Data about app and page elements

>>

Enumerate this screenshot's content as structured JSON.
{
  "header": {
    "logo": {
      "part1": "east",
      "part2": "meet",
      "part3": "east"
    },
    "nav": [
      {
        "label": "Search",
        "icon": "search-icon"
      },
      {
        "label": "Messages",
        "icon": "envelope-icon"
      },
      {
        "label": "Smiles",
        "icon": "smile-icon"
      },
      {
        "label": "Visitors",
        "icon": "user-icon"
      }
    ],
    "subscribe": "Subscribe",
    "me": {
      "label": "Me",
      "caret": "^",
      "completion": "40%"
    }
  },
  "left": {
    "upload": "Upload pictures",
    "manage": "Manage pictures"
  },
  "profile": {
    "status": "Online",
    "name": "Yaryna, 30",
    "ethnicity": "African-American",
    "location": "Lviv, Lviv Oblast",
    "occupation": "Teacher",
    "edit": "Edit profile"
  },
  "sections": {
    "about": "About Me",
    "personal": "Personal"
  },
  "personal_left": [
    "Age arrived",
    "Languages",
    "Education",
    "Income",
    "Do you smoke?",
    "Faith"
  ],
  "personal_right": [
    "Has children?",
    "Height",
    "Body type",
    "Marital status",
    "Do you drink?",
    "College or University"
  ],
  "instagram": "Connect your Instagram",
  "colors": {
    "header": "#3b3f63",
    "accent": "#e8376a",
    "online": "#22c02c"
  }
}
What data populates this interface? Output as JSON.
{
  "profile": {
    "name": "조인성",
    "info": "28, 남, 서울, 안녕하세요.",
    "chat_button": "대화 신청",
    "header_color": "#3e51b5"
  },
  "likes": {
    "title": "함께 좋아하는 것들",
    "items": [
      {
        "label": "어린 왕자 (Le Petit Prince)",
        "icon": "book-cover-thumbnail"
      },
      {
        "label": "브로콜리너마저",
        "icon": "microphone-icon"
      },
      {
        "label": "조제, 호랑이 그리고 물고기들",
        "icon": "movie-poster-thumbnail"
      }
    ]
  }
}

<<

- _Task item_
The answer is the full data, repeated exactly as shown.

- _Task response_
Enumerate this screenshot's content as structured JSON.
{
  "header": {
    "logo": {
      "part1": "east",
      "part2": "meet",
      "part3": "east"
    },
    "nav": [
      {
        "label": "Search",
        "icon": "search-icon"
      },
      {
        "label": "Messages",
        "icon": "envelope-icon"
      },
      {
        "label": "Smiles",
        "icon": "smile-icon"
      },
      {
        "label": "Visitors",
        "icon": "user-icon"
      }
    ],
    "subscribe": "Subscribe",
    "me": {
      "label": "Me",
      "caret": "^",
      "completion": "40%"
    }
  },
  "left": {
    "upload": "Upload pictures",
    "manage": "Manage pictures"
  },
  "profile": {
    "status": "Online",
    "name": "Yaryna, 30",
    "ethnicity": "African-American",
    "location": "Lviv, Lviv Oblast",
    "occupation": "Teacher",
    "edit": "Edit profile"
  },
  "sections": {
    "about": "About Me",
    "personal": "Personal"
  },
  "personal_left": [
    "Age arrived",
    "Languages",
    "Education",
    "Income",
    "Do you smoke?",
    "Faith"
  ],
  "personal_right": [
    "Has children?",
    "Height",
    "Body type",
    "Marital status",
    "Do you drink?",
    "College or University"
  ],
  "instagram": "Connect your Instagram",
  "colors": {
    "header": "#3b3f63",
    "accent": "#e8376a",
    "online": "#22c02c"
  }
}
What data populates this interface? Output as JSON.
{
  "profile": {
    "name": "조인성",
    "info": "28, 남, 서울, 안녕하세요.",
    "chat_button": "대화 신청",
    "header_color": "#3e51b5"
  },
  "likes": {
    "title": "함께 좋아하는 것들",
    "items": [
      {
        "label": "어린 왕자 (Le Petit Prince)",
        "icon": "book-cover-thumbnail"
      },
      {
        "label": "브로콜리너마저",
        "icon": "microphone-icon"
      },
      {
        "label": "조제, 호랑이 그리고 물고기들",
        "icon": "movie-poster-thumbnail"
      }
    ]
  }
}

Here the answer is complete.